Key emerging market economies have cooled in recent quarters, meaning FMCG companies are having to adapt to a more cautious local consumer. Plassat, however, was sanguine about the recent slowdown.

“In Brazil and Argentina, the future is underway. These countries are facing problems but we have to develop as best we can,” he said.

Plassat highlighted two trends in emerging markets that he said would create a US$18trn opportunity for retailers – urbanisation and the rise of the middle class. “Over the next 15 years consumers in emerging markets will migrate from the periphery of the global economy to its centre. By 2025 consumption in emerging markets will have more than doubled from 2010, jumping from $12trn to $30trn.”

Urbanisation and the rise of the middle class will, he said, “drive the growth of modern retail”.

In his speech on day one of the World Retail Congress, Plassat insisted the hypermarket format was “not dead”.

He told conference attendees Carrefour is “working on new tools”, including digital and e-commerce but insisted “clicks and mortar are the future” and said e-commerce alone was not enough.

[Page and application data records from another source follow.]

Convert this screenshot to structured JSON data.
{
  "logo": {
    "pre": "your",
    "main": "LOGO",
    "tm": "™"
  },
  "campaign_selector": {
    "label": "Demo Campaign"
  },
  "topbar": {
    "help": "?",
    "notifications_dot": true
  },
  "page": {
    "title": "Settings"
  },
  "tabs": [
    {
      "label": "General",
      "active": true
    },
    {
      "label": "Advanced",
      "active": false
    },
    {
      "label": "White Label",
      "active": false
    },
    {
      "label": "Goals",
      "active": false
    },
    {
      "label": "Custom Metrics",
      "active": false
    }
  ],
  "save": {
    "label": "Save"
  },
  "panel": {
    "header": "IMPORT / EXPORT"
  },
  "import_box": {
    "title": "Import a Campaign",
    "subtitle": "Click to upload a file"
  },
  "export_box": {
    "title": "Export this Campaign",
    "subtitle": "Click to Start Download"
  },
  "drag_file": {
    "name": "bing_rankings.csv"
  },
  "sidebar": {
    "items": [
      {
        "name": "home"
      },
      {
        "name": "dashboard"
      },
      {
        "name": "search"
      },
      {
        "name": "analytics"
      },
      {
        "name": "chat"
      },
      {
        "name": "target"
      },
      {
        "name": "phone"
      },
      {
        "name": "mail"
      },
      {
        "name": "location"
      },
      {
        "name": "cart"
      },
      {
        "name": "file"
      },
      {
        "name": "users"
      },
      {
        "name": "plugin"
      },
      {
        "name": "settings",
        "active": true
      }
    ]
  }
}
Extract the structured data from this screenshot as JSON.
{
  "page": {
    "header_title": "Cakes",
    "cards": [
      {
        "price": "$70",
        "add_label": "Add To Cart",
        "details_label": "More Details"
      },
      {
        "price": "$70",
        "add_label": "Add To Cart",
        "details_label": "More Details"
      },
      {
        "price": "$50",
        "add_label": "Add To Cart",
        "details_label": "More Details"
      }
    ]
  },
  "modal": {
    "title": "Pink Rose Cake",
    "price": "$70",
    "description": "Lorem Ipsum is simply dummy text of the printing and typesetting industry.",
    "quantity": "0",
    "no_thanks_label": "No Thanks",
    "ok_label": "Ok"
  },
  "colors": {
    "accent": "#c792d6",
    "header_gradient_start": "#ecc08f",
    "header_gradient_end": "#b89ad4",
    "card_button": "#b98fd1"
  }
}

In summary, he insisted: “Carrefour is back. We still have a long way to go. We are smaller but we are still there.